Similarly, Jeremiah refers to a “covenant with the day and a covenant with the night” in Chapter 33. Again, I ask where was this covenant spoken of prior to this? The prophet clearly says that God has a covenant with the day and the night, yet nowhere in Scripture is the word “covenant” used to speak of such a covenant prior to this passage.
Another common objection involves having the wrong idea of what constitutes as a covenant. The explicit mention of oaths and ratification ceremonies are sometimes included in the making of covenants such as the Abrahamic and Mosaic. However, in other instances there is no mention of oaths and ceremonies. The covenant between David and Jonathan has no explicit mention of oaths or ceremonies, yet it is regarded as a covenant. The same goes with God’s promise of a lasting priesthood to Phineas and his descendants mentioned in Numbers 25:12-13.
So what is a covenant. I would say it is best defined by Ligon Duncan as a binding relationship between two parties that involves both blessings and obligations.
The elements for a covenant of works are present in the opening chapters of Genesis:
The Covenant of Works:
a. Name of the Great King – “In the beginning God” Gen. 1:1
b. Historical Prologue – “created the heavens and the earth. . .” Gen. 1:1
c. Stipulations (Laws) –
i. Exclusive loyalty (=love) – implied in Gen. 2:17

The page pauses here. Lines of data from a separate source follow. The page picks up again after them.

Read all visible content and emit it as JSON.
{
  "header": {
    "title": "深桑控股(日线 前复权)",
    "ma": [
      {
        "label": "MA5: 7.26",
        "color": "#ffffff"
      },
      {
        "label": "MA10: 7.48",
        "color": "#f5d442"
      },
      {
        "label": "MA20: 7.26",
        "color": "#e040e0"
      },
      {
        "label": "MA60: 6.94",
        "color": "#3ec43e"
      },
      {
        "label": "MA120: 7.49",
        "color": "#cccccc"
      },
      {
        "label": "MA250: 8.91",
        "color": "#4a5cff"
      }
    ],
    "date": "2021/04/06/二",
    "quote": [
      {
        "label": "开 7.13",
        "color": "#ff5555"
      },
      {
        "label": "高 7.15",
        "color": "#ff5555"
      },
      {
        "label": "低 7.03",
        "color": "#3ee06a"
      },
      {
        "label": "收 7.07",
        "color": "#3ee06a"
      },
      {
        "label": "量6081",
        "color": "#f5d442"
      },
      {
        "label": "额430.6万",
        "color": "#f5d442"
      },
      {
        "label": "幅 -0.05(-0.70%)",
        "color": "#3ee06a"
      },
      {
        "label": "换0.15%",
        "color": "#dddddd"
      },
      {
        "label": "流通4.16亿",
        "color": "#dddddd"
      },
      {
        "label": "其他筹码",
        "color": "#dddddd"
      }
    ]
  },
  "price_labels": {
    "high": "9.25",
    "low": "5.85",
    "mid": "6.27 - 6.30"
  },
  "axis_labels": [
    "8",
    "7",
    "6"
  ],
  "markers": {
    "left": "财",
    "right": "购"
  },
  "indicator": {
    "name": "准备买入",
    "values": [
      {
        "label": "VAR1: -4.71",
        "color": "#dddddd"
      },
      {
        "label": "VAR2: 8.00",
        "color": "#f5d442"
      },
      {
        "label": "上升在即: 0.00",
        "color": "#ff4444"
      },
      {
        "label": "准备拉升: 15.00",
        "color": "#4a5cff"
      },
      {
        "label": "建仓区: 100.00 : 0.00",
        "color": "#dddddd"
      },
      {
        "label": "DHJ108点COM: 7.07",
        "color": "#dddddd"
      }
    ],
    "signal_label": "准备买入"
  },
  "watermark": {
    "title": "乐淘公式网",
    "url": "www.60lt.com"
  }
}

ii. Specific requirements – “Be fruitful and increase in number; fill the earth and subdue it. Rule over the fish of the sea and the birds of the air and over every living creature that moves on the ground.” Gen. 1:28 ; “you must not eat from the tree of the knowledge of good and evil . . .” Gen. 2:17
d. Sanctions (Blessings and Curses) – “ . . . for when you eat of it you will surely die.” Gen. 2:17
e. Administration – The covenant was administered via the tree of knowledge of good and evil. Covenant keeping was via NOT eating of the tree’s fruit. Covenant breaking was via eating the fruit.
Adam and Christ are to be seen in a parallel relationship. Adam was a type of Christ. This can be seen in the usage of Christ being referred to as the second Adam.
There are now presently on earth, two humanities or orders of beings. The contrast is not between the sinful and the righteous but rather the old creation and the new creation.
Adam, in his original state was in a state that was designed to be temporary. It was a probationary time. He would enter into the state of life or death depending on his obedience of the command regarding the tree of life and the tree of the knowledge of good and evil.
Although Adam was sinless and morally righteous, it was not the eternal state God designed for man. It was a state of contingencies and subject to change.
The eating of the tree of life served as a sacramental sign to having entered into a state of eternal life. Eating of the tree of knowledge served as a sacramental sign of having advanced from a state of ethical immaturity to a state of ethical maturity.
Adam failed his probation and plunged his race into into death because of his disobedience while Jesus passed his probation in perfect obedience and delivered his people from death and has attained for them eternal life which Adam failed to do.
There is much more that can be addressed pertaining to this matter, but hopefully this at least provides a basic understanding of the Covenant of Works.